Return all lines of the listing below that carry the word "سلمون".

**DATA:**
____

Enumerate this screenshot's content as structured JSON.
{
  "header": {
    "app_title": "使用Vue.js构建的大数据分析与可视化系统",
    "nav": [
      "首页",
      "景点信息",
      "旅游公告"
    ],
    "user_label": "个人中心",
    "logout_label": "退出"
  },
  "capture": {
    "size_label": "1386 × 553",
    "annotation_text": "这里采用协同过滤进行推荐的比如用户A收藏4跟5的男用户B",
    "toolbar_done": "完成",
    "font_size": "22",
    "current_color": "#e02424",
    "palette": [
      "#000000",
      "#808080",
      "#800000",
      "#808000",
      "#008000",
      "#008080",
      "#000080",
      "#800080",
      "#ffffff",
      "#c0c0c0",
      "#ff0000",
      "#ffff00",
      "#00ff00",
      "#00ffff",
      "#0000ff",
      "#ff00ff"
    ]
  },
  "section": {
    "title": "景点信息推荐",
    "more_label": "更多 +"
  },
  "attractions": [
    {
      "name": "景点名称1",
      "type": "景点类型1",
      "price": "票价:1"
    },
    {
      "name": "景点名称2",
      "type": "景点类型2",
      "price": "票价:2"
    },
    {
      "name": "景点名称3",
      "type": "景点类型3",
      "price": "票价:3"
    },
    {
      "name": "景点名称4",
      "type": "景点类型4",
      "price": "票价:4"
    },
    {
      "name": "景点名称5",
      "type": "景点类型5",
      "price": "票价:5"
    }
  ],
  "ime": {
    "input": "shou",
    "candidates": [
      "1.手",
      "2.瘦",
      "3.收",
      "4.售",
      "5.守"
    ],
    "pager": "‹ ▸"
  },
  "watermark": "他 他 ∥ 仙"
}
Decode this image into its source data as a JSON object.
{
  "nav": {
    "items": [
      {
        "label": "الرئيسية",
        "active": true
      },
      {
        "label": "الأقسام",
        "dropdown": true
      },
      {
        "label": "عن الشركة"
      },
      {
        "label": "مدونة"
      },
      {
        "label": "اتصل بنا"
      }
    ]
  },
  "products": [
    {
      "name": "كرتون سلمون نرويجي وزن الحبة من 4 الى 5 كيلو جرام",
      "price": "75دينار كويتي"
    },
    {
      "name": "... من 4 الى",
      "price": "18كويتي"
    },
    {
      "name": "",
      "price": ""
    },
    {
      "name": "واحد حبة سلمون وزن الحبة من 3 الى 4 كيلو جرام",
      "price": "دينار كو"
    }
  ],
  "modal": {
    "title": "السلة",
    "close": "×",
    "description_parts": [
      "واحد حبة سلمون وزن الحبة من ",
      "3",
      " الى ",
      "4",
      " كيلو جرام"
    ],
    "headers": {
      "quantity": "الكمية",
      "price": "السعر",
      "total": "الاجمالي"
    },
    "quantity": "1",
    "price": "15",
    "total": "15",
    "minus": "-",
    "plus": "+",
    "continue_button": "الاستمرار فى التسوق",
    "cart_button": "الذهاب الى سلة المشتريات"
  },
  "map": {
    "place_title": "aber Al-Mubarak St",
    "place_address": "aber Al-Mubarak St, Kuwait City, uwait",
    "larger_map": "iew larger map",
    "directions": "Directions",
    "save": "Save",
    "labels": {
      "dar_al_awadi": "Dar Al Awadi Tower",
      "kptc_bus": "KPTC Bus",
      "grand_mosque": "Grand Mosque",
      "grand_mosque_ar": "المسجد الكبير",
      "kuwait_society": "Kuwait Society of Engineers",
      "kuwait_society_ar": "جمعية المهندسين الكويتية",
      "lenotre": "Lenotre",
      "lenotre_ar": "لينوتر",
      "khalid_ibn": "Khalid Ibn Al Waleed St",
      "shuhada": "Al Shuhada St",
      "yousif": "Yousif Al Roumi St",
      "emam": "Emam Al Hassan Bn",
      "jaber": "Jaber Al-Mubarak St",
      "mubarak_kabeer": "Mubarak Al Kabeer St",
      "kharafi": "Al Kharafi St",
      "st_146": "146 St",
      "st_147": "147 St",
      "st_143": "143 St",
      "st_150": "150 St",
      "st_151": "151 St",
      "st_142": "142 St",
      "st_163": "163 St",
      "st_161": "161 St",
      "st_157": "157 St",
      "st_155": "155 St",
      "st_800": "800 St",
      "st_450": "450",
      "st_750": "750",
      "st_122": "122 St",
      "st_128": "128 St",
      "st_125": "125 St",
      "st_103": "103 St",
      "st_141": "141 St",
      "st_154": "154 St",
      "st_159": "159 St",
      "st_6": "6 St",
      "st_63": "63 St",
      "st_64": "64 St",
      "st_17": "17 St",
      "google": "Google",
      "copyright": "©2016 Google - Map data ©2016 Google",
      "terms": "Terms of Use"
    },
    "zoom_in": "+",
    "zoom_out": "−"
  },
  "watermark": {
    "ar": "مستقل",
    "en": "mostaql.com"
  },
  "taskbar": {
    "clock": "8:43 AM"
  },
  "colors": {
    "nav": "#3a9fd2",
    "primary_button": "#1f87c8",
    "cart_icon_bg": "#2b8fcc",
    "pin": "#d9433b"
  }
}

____

**ANSWER SPACE:**
      "name": "كرتون سلمون نرويجي وزن الحبة من 4 الى 5 كيلو جرام",
      "name": "واحد حبة سلمون وزن الحبة من 3 الى 4 كيلو جرام",
      "واحد حبة سلمون وزن الحبة من ",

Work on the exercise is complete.